Patients with bladder injury often complain of seeing blood in the urine. This is highly common with blunt injury to the bladder, in comparison to the penetrating injury which may mask the bleeding.
In addition, there is a pain in the pelvic region and just below the belly button. With concomitant injuries, bladder injuries can be hard to notice and diagnose.
In case of a bigger injury, the urine may leak into the abdomen and it is impossible to pass urine through the external urethra. If this injury involves the pelvis as well, there can be tearing of the vagina as well.
Other signs and symptoms of bladder injury include:
- Painful urination
- Pain in the abdomen
- Bloody discharge from the urethra
- Leakage of urine
- Weak urine stream
- Bloating in the abdomen
- Bruising at the site of injury
- Difficulty in initiating urination
- Incomplete emptying of the bladder
- Pelvic pain and bruising over the genitalia
- Urine in the abdominal cavity
- Absent bowel sounds
In case of setting in of shock post-bladder injury, the patient may experience:
- Decreased alertness
- Pallor of skin
- Decreased blood pressure
- Tachycardia or high heart rate
- Skin that is cool to the touch
How is bladder injury diagnosed?
The healthcare provider begins with a thorough physical examination, that may reveal abdominal distension and tenderness. In addition, the doctor will perform a rectal exam to rule out rectal injury and evaluate the location of the prostate, which may reveal proximal urethral disruption.
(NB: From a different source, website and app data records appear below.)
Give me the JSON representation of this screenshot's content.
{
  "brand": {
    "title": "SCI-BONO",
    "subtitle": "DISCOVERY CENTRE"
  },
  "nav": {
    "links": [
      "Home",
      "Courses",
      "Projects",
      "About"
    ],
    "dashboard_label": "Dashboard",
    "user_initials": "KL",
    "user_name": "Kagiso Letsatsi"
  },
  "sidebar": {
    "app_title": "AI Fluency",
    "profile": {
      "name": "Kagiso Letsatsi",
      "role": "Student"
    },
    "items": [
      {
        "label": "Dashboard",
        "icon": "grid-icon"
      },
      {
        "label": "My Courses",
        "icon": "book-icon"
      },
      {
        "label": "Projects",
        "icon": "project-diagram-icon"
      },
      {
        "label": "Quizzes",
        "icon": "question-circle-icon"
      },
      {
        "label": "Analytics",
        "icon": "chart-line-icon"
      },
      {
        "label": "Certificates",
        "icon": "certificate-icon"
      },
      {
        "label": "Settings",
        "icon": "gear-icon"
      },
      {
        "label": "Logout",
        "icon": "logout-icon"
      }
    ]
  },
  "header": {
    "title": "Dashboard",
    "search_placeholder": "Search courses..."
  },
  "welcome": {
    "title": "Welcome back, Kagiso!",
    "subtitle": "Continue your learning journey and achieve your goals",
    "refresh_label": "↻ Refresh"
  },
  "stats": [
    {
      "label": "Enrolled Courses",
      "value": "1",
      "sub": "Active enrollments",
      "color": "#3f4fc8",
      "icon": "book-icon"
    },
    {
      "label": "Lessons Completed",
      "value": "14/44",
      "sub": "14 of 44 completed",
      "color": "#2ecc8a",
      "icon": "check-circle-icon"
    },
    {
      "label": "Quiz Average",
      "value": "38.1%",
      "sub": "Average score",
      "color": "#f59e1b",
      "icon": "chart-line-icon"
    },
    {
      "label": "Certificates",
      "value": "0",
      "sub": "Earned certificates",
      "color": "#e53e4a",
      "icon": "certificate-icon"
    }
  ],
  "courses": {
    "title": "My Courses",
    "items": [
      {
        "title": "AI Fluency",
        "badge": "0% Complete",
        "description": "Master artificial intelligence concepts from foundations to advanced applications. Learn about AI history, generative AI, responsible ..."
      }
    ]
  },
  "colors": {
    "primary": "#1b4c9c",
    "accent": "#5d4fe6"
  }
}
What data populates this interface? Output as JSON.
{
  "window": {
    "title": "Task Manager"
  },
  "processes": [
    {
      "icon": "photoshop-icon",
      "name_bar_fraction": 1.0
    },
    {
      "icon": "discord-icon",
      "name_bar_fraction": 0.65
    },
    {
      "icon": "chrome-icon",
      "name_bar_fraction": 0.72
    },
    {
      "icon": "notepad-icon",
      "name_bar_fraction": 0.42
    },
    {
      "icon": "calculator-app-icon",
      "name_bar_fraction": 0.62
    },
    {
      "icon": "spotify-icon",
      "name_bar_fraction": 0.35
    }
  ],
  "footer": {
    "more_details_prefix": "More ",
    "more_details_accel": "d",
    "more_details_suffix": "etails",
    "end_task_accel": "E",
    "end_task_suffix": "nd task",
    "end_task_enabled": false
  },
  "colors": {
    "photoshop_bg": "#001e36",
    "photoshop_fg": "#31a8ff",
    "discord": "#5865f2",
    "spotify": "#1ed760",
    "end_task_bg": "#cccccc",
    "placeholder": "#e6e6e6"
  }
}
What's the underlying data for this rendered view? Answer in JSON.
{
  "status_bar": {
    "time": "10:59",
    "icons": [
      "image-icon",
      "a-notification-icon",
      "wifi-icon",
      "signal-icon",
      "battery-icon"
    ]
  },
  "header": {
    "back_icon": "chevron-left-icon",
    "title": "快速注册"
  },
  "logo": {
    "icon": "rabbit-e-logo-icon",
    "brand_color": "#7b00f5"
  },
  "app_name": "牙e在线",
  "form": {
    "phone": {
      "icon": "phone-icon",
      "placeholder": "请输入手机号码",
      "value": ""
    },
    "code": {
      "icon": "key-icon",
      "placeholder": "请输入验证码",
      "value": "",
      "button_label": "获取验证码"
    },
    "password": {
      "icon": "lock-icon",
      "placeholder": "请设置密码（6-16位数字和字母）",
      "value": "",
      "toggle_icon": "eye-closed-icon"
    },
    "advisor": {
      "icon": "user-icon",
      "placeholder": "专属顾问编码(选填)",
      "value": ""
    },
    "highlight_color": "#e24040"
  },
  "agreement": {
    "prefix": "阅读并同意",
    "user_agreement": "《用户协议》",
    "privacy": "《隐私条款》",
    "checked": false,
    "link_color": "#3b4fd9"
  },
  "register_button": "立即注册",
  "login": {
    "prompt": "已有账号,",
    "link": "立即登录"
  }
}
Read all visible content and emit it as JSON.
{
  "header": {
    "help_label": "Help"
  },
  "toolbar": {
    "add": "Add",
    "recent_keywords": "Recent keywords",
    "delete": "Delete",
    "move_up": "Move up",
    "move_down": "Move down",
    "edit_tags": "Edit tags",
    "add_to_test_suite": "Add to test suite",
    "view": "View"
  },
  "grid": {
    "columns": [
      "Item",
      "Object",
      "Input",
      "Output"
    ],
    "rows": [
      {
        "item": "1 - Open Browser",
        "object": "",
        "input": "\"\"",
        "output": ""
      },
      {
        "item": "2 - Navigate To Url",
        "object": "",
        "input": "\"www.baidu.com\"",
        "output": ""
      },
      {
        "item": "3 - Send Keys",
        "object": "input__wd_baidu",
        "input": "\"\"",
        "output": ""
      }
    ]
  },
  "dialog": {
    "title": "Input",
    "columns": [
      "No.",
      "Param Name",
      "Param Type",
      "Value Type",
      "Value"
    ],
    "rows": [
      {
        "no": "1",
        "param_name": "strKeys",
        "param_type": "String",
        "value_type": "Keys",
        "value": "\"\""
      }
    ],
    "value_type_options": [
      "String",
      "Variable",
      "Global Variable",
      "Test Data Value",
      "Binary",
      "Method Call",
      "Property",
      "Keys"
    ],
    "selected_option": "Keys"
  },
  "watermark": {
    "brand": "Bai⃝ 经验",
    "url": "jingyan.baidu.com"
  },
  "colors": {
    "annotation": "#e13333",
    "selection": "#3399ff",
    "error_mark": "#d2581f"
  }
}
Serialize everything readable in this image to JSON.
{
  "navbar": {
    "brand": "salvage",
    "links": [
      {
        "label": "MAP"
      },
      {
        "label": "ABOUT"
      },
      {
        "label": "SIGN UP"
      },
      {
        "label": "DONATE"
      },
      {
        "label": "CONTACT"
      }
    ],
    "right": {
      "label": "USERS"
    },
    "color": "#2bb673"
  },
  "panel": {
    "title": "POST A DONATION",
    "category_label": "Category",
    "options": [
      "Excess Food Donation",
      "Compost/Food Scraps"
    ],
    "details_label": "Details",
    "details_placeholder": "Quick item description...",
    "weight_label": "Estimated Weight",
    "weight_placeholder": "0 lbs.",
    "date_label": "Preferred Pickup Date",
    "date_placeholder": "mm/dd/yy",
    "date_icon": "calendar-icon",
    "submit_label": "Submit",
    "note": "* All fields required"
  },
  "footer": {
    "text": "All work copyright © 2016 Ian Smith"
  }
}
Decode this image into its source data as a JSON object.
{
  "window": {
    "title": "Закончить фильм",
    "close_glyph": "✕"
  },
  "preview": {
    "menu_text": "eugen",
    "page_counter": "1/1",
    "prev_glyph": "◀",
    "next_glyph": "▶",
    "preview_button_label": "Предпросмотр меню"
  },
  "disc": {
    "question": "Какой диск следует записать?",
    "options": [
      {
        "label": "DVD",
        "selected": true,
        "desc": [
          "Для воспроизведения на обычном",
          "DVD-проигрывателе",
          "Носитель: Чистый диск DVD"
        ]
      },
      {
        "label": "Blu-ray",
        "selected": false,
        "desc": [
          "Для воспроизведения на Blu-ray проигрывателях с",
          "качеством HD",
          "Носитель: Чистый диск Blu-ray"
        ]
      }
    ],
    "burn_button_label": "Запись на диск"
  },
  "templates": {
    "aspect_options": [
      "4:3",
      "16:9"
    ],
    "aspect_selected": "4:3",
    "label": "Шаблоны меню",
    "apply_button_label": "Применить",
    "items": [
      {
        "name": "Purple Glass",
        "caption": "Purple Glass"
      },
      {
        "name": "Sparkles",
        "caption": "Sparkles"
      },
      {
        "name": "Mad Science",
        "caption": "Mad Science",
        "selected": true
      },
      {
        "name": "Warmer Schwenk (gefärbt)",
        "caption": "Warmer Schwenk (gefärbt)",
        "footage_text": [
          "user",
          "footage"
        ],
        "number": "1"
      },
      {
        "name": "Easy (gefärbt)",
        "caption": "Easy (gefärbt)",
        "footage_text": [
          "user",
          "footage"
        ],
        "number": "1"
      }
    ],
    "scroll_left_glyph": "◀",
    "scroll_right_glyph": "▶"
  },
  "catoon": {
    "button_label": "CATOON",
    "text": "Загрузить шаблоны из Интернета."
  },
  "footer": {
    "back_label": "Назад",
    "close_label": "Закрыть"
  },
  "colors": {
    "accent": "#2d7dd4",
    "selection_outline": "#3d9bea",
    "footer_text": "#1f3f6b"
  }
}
The investigations to diagnose and confirm bladder injury include imaging techniques like:
X-rays: are done to evaluate pelvic bony injuries and fractures.
Computed Tomography (CT): is one of the first investigations performed in patients with abdominal trauma to check the organs and bony structures. Perforation of the bladder can be revealed through a CT scan.
Cystography: filling the bladder with contrast dye and taking x-ray scans helps to check for bladder injuries.
Surgical exploration: is another option to evaluate for bladder and other organ damage.
What are the consequences of bladder trauma?
The consequences include:
- Scarring of urethra
- Blockage of urinary flow
How is bladder injury treated?
In most cases, healthcare experts like a urologist in Lahore would perform catheter drainage until bleeding resolves. Thereafter, surgical exploration and repair may be performed, particularly for penetrating trauma and ruptured bladders.